> Dataset rows for apps and sites
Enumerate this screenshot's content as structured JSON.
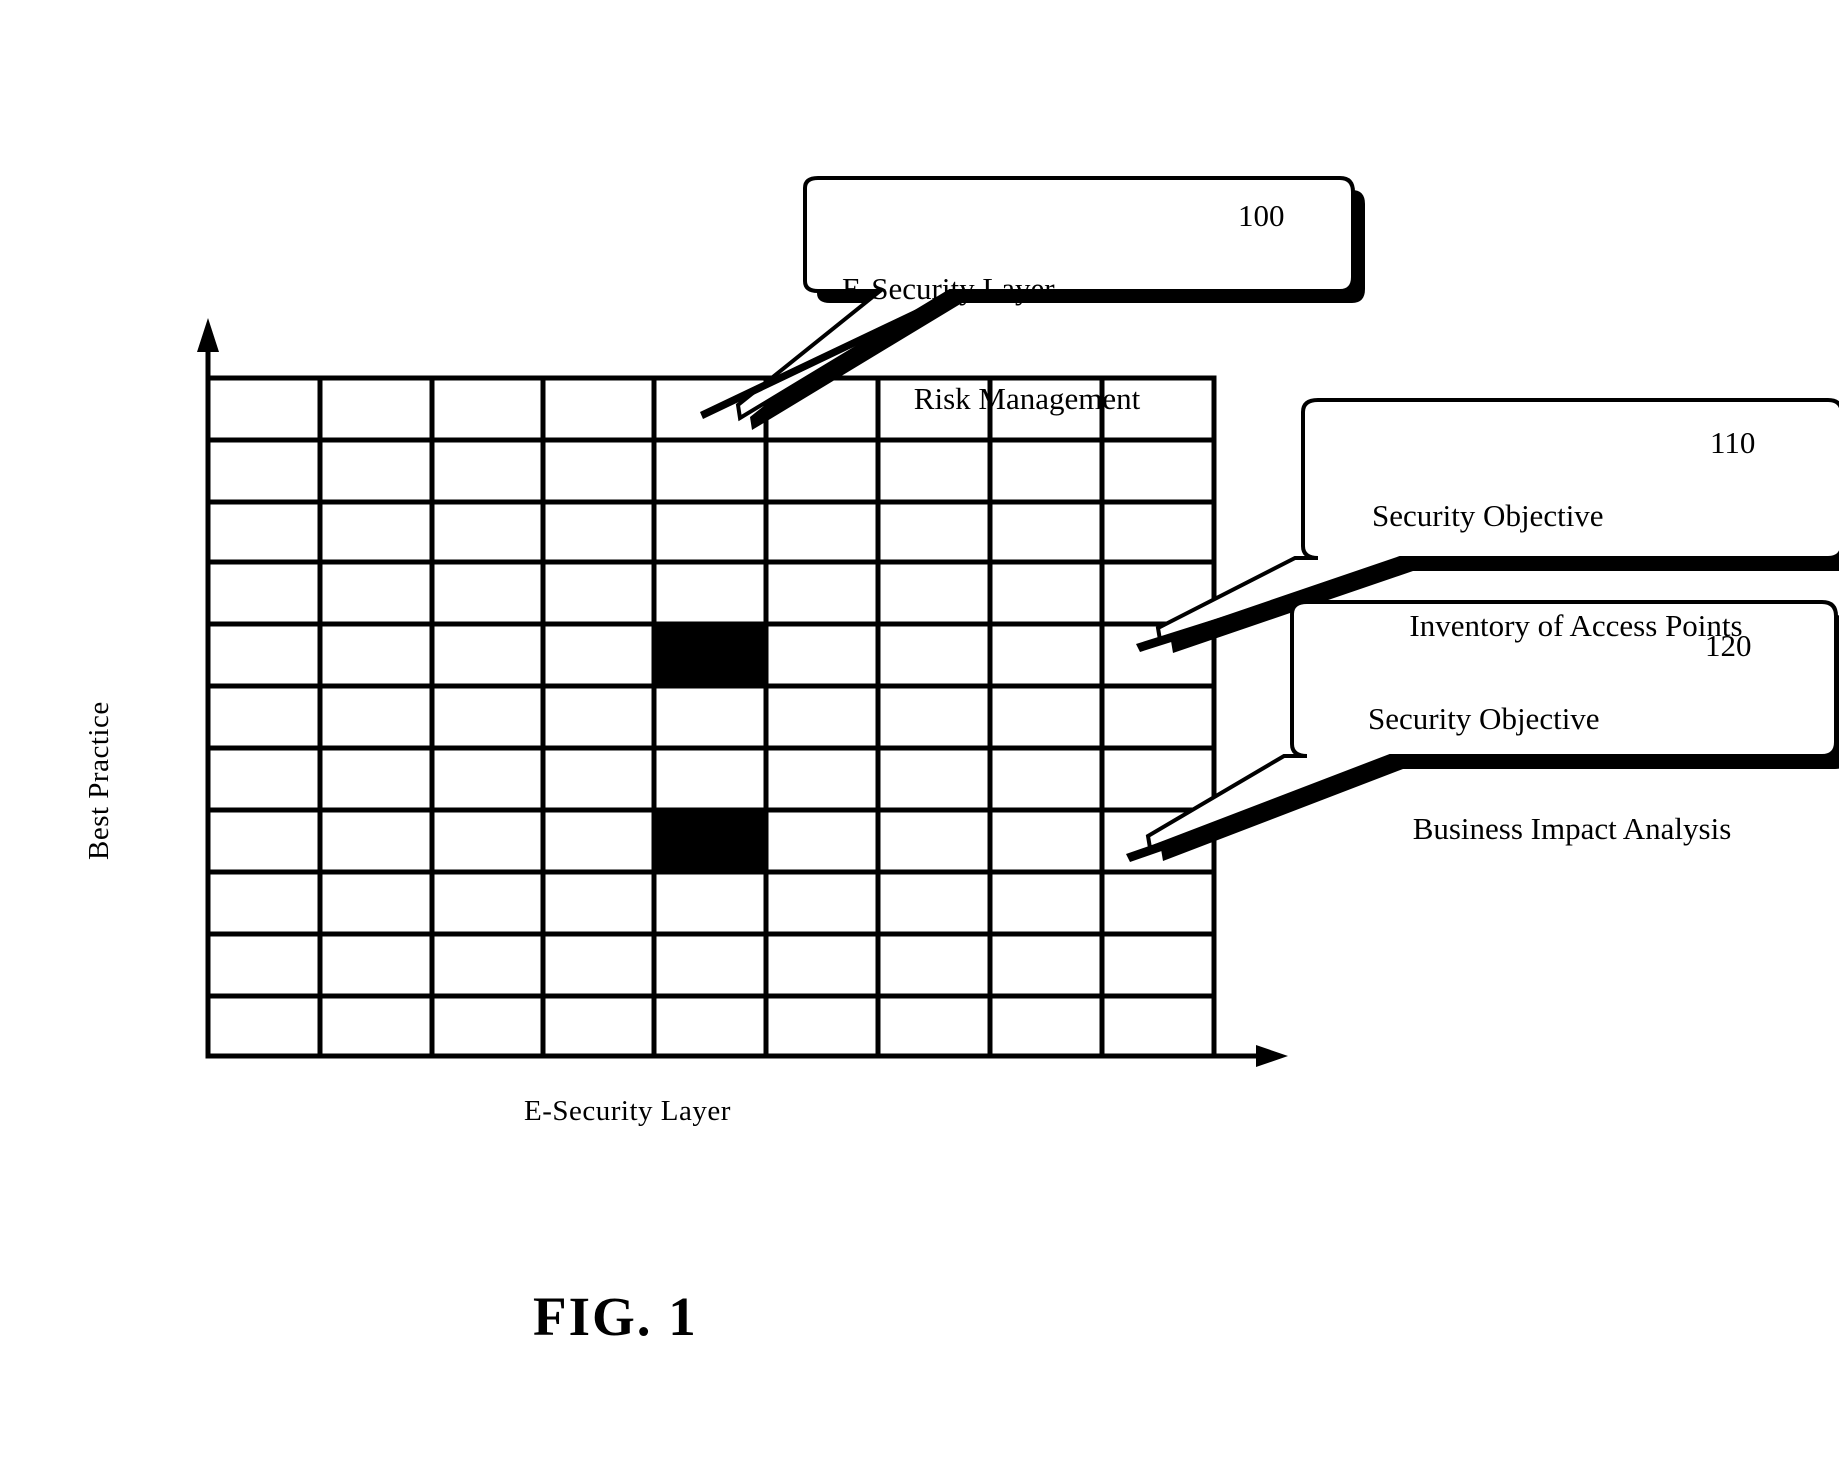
{
  "figure": {
    "caption": "FIG. 1",
    "axes": {
      "y_label": "Best Practice",
      "x_label": "E-Security Layer"
    },
    "grid": {
      "columns": 9,
      "rows": 11,
      "filled_cells": [
        {
          "row": 5,
          "col": 5
        },
        {
          "row": 8,
          "col": 5
        }
      ],
      "cell_fill_color": "#000000",
      "cell_empty_color": "#ffffff",
      "line_color": "#000000"
    },
    "callouts": [
      {
        "id": "callout-100",
        "line1": "E-Security Layer",
        "line2": "Risk Management",
        "ref": "100"
      },
      {
        "id": "callout-110",
        "line1": "Security Objective",
        "line2": "Inventory of Access Points",
        "ref": "110"
      },
      {
        "id": "callout-120",
        "line1": "Security Objective",
        "line2": "Business Impact Analysis",
        "ref": "120"
      }
    ]
  }
}
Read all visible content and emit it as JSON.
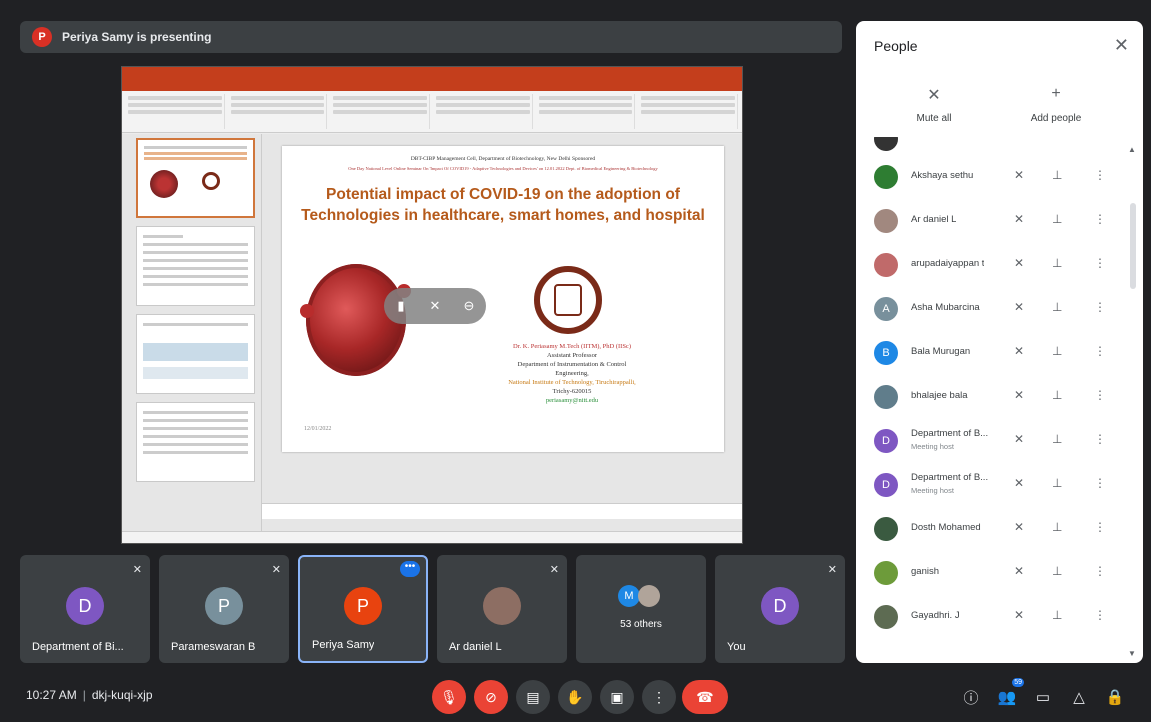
{
  "presenting": {
    "avatar_letter": "P",
    "text": "Periya Samy is presenting",
    "avatar_color": "#d93025"
  },
  "slide": {
    "header_line1": "DBT-CIBP Management Cell, Department of Biotechnology, New Delhi Sponsored",
    "header_line2": "One Day National Level Online Seminar On 'Impact Of COVID19 - Adaptive Technologies and Devices' on 12.01.2022 Dept. of Biomedical Engineering & Biotechnology",
    "title": "Potential impact of COVID-19 on the adoption of Technologies in healthcare, smart homes, and hospital",
    "author_lines": [
      "Dr. K. Periasamy M.Tech (IITM), PhD (IISc)",
      "Assistant Professor",
      "Department of Instrumentation & Control",
      "Engineering,",
      "National Institute of Technology, Tiruchirappalli,",
      "Trichy-620015",
      "periasamy@nitt.edu"
    ],
    "date": "12/01/2022"
  },
  "tiles": [
    {
      "name": "Department of Bi...",
      "letter": "D",
      "color": "#7e57c2",
      "muted": true
    },
    {
      "name": "Parameswaran B",
      "letter": "P",
      "color": "#78909c",
      "muted": true
    },
    {
      "name": "Periya Samy",
      "letter": "P",
      "color": "#e8430f",
      "muted": false,
      "active": true
    },
    {
      "name": "Ar daniel L",
      "letter": "",
      "color": "#8d6e63",
      "muted": true
    },
    {
      "name": "",
      "others_label": "53 others",
      "letter": "M",
      "color": "#1e88e5",
      "muted": false
    },
    {
      "name": "You",
      "letter": "D",
      "color": "#7e57c2",
      "muted": true
    }
  ],
  "bottom": {
    "time": "10:27 AM",
    "separator": "|",
    "meeting_code": "dkj-kuqi-xjp",
    "people_badge": "59"
  },
  "panel": {
    "title": "People",
    "mute_all": "Mute all",
    "add_people": "Add people",
    "people": [
      {
        "name": "Akshaya sethu",
        "letter": "",
        "color": "#2e7d32",
        "sub": ""
      },
      {
        "name": "Ar daniel L",
        "letter": "",
        "color": "#a1887f",
        "sub": ""
      },
      {
        "name": "arupadaiyappan t",
        "letter": "",
        "color": "#c06a6a",
        "sub": ""
      },
      {
        "name": "Asha Mubarcina",
        "letter": "A",
        "color": "#78909c",
        "sub": ""
      },
      {
        "name": "Bala Murugan",
        "letter": "B",
        "color": "#1e88e5",
        "sub": ""
      },
      {
        "name": "bhalajee bala",
        "letter": "",
        "color": "#607d8b",
        "sub": ""
      },
      {
        "name": "Department of B...",
        "letter": "D",
        "color": "#7e57c2",
        "sub": "Meeting host"
      },
      {
        "name": "Department of B...",
        "letter": "D",
        "color": "#7e57c2",
        "sub": "Meeting host"
      },
      {
        "name": "Dosth Mohamed",
        "letter": "",
        "color": "#3a5a40",
        "sub": ""
      },
      {
        "name": "ganish",
        "letter": "",
        "color": "#6d9b3a",
        "sub": ""
      },
      {
        "name": "Gayadhri. J",
        "letter": "",
        "color": "#5d6b52",
        "sub": ""
      }
    ]
  }
}
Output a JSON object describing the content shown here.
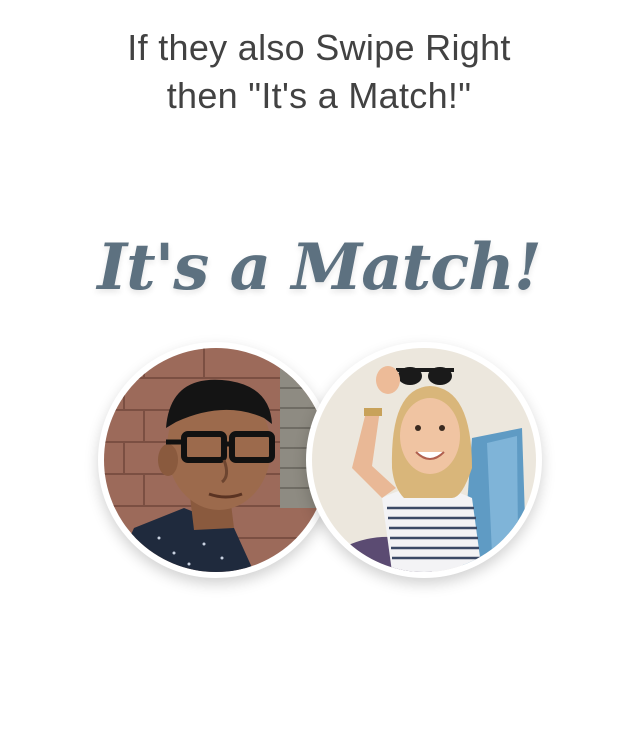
{
  "headline": {
    "line1": "If they also Swipe Right",
    "line2": "then \"It's a Match!\""
  },
  "match_title": "It's a Match!",
  "colors": {
    "headline_text": "#424242",
    "match_title": "#5d7180",
    "background": "#ffffff"
  },
  "avatars": [
    {
      "icon": "man-with-glasses-photo"
    },
    {
      "icon": "woman-with-sunglasses-photo"
    }
  ]
}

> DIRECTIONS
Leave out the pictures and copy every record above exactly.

> RESULT OF THE TASK
Enumerate this screenshot's content as structured JSON.
{
  "figure": {
    "caption": "FIG. 1",
    "axes": {
      "y_label": "Best Practice",
      "x_label": "E-Security Layer"
    },
    "grid": {
      "columns": 9,
      "rows": 11,
      "filled_cells": [
        {
          "row": 5,
          "col": 5
        },
        {
          "row": 8,
          "col": 5
        }
      ],
      "cell_fill_color": "#000000",
      "cell_empty_color": "#ffffff",
      "line_color": "#000000"
    },
    "callouts": [
      {
        "id": "callout-100",
        "line1": "E-Security Layer",
        "line2": "Risk Management",
        "ref": "100"
      },
      {
        "id": "callout-110",
        "line1": "Security Objective",
        "line2": "Inventory of Access Points",
        "ref": "110"
      },
      {
        "id": "callout-120",
        "line1": "Security Objective",
        "line2": "Business Impact Analysis",
        "ref": "120"
      }
    ]
  }
}
Read all visible content and emit it as JSON.
{
  "presenting": {
    "avatar_letter": "P",
    "text": "Periya Samy is presenting",
    "avatar_color": "#d93025"
  },
  "slide": {
    "header_line1": "DBT-CIBP Management Cell, Department of Biotechnology, New Delhi Sponsored",
    "header_line2": "One Day National Level Online Seminar On 'Impact Of COVID19 - Adaptive Technologies and Devices' on 12.01.2022 Dept. of Biomedical Engineering & Biotechnology",
    "title": "Potential impact of COVID-19 on the adoption of Technologies in healthcare, smart homes, and hospital",
    "author_lines": [
      "Dr. K. Periasamy M.Tech (IITM), PhD (IISc)",
      "Assistant Professor",
      "Department of Instrumentation & Control",
      "Engineering,",
      "National Institute of Technology, Tiruchirappalli,",
      "Trichy-620015",
      "periasamy@nitt.edu"
    ],
    "date": "12/01/2022"
  },
  "tiles": [
    {
      "name": "Department of Bi...",
      "letter": "D",
      "color": "#7e57c2",
      "muted": true
    },
    {
      "name": "Parameswaran B",
      "letter": "P",
      "color": "#78909c",
      "muted": true
    },
    {
      "name": "Periya Samy",
      "letter": "P",
      "color": "#e8430f",
      "muted": false,
      "active": true
    },
    {
      "name": "Ar daniel L",
      "letter": "",
      "color": "#8d6e63",
      "muted": true
    },
    {
      "name": "",
      "others_label": "53 others",
      "letter": "M",
      "color": "#1e88e5",
      "muted": false
    },
    {
      "name": "You",
      "letter": "D",
      "color": "#7e57c2",
      "muted": true
    }
  ],
  "bottom": {
    "time": "10:27 AM",
    "separator": "|",
    "meeting_code": "dkj-kuqi-xjp",
    "people_badge": "59"
  },
  "panel": {
    "title": "People",
    "mute_all": "Mute all",
    "add_people": "Add people",
    "people": [
      {
        "name": "Akshaya sethu",
        "letter": "",
        "color": "#2e7d32",
        "sub": ""
      },
      {
        "name": "Ar daniel L",
        "letter": "",
        "color": "#a1887f",
        "sub": ""
      },
      {
        "name": "arupadaiyappan t",
        "letter": "",
        "color": "#c06a6a",
        "sub": ""
      },
      {
        "name": "Asha Mubarcina",
        "letter": "A",
        "color": "#78909c",
        "sub": ""
      },
      {
        "name": "Bala Murugan",
        "letter": "B",
        "color": "#1e88e5",
        "sub": ""
      },
      {
        "name": "bhalajee bala",
        "letter": "",
        "color": "#607d8b",
        "sub": ""
      },
      {
        "name": "Department of B...",
        "letter": "D",
        "color": "#7e57c2",
        "sub": "Meeting host"
      },
      {
        "name": "Department of B...",
        "letter": "D",
        "color": "#7e57c2",
        "sub": "Meeting host"
      },
      {
        "name": "Dosth Mohamed",
        "letter": "",
        "color": "#3a5a40",
        "sub": ""
      },
      {
        "name": "ganish",
        "letter": "",
        "color": "#6d9b3a",
        "sub": ""
      },
      {
        "name": "Gayadhri. J",
        "letter": "",
        "color": "#5d6b52",
        "sub": ""
      }
    ]
  }
}
Output a JSON object describing the content shown here.
{
  "headline": {
    "line1": "If they also Swipe Right",
    "line2": "then \"It's a Match!\""
  },
  "match_title": "It's a Match!",
  "colors": {
    "headline_text": "#424242",
    "match_title": "#5d7180",
    "background": "#ffffff"
  },
  "avatars": [
    {
      "icon": "man-with-glasses-photo"
    },
    {
      "icon": "woman-with-sunglasses-photo"
    }
  ]
}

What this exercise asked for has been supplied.